(PROBLEM REQUIREMENTS) Work through the data below and give the number of lines holding "true", nothing more.

(DATA RECORDS)

■ ■ ■ ■ ■

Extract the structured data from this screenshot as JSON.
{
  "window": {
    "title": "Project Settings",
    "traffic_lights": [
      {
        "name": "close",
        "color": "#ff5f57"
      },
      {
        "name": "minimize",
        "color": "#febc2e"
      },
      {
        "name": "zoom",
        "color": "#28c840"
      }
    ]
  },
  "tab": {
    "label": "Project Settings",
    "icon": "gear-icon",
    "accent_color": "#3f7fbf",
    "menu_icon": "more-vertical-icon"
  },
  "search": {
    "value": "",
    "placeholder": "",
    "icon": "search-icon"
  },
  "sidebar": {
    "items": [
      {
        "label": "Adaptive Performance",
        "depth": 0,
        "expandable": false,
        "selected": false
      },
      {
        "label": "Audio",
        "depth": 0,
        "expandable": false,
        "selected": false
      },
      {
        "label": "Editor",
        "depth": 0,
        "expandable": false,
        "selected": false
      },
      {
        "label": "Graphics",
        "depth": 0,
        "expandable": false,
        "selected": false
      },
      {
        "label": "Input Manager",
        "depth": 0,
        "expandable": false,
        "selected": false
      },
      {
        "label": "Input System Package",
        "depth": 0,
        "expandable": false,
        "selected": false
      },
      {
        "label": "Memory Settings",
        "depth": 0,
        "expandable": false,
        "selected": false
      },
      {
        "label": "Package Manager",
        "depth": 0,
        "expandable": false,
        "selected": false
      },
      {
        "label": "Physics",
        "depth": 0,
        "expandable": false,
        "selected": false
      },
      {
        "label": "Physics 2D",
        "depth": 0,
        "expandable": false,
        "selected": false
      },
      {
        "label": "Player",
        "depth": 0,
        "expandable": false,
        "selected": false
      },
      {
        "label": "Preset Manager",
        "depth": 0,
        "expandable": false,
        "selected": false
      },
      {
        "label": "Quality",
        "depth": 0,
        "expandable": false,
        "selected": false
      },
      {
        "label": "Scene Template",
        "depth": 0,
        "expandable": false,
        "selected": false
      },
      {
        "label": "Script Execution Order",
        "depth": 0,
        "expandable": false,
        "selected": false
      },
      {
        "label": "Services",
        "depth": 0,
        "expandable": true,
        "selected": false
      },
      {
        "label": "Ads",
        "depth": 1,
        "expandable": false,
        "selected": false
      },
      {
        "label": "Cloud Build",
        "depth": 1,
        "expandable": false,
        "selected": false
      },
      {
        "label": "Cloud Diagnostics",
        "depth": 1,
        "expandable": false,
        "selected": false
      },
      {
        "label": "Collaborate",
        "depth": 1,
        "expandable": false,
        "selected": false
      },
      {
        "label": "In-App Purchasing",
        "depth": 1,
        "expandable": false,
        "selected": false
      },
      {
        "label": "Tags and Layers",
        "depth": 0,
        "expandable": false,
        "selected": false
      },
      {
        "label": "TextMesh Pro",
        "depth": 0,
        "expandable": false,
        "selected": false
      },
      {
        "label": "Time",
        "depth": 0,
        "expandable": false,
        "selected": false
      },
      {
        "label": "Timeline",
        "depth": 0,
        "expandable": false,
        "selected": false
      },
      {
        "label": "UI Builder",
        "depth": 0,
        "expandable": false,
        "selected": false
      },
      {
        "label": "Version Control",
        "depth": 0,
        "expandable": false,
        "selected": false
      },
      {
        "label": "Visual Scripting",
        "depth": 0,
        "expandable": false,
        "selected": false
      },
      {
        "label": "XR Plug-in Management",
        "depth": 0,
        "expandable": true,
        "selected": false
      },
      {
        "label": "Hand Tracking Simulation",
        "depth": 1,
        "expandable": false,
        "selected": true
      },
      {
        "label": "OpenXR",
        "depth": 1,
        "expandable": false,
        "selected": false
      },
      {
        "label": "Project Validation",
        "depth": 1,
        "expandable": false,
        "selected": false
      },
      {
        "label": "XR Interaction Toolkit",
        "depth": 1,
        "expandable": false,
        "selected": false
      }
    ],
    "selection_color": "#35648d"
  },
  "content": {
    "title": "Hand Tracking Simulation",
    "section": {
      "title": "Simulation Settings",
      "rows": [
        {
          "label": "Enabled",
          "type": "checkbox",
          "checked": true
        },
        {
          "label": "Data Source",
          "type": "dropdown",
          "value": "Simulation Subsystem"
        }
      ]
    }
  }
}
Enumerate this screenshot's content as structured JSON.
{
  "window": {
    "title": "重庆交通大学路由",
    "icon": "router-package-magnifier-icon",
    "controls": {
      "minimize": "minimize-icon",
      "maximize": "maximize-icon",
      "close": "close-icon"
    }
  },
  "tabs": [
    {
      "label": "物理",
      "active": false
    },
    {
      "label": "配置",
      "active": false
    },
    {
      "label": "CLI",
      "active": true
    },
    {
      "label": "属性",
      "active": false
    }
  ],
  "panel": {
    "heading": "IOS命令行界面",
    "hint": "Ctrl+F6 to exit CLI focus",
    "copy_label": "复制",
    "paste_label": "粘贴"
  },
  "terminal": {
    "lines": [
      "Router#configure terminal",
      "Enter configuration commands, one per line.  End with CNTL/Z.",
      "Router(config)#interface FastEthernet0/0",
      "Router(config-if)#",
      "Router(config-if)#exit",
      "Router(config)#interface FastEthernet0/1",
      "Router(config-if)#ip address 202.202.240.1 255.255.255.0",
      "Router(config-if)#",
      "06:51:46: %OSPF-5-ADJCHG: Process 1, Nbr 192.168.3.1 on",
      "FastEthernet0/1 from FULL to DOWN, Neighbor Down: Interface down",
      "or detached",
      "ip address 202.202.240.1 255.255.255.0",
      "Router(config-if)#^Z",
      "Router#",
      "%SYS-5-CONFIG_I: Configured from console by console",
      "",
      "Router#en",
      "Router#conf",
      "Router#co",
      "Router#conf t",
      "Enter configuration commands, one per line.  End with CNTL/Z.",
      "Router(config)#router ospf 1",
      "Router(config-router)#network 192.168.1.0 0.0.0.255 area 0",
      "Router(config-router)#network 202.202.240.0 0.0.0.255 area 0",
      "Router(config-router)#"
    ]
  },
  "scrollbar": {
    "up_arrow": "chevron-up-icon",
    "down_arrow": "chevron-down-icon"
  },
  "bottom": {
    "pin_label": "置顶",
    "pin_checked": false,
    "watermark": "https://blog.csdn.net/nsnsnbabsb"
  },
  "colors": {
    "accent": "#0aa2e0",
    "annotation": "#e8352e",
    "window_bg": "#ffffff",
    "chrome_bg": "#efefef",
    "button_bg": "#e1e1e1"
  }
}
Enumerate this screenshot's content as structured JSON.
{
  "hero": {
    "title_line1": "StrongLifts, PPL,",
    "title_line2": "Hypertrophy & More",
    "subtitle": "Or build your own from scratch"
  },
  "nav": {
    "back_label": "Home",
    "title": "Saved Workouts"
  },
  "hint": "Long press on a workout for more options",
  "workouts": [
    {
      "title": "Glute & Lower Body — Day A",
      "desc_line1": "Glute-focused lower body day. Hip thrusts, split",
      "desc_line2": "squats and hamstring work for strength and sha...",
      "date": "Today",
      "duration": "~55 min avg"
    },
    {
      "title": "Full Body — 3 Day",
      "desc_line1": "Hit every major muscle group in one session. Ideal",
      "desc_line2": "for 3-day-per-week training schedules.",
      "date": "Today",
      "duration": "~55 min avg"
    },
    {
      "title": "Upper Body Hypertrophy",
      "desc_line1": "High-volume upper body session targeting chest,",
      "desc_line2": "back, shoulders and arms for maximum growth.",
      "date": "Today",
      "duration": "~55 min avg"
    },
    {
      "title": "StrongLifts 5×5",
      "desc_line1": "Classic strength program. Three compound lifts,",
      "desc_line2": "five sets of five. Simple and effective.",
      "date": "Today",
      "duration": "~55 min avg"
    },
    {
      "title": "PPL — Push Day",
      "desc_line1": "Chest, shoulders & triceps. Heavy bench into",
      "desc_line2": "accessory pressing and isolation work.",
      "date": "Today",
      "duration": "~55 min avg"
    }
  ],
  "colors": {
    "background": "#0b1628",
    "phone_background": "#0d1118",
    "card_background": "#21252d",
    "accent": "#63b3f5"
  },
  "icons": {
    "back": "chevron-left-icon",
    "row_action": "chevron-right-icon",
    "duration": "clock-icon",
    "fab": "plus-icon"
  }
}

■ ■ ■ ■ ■

(RESULT) 5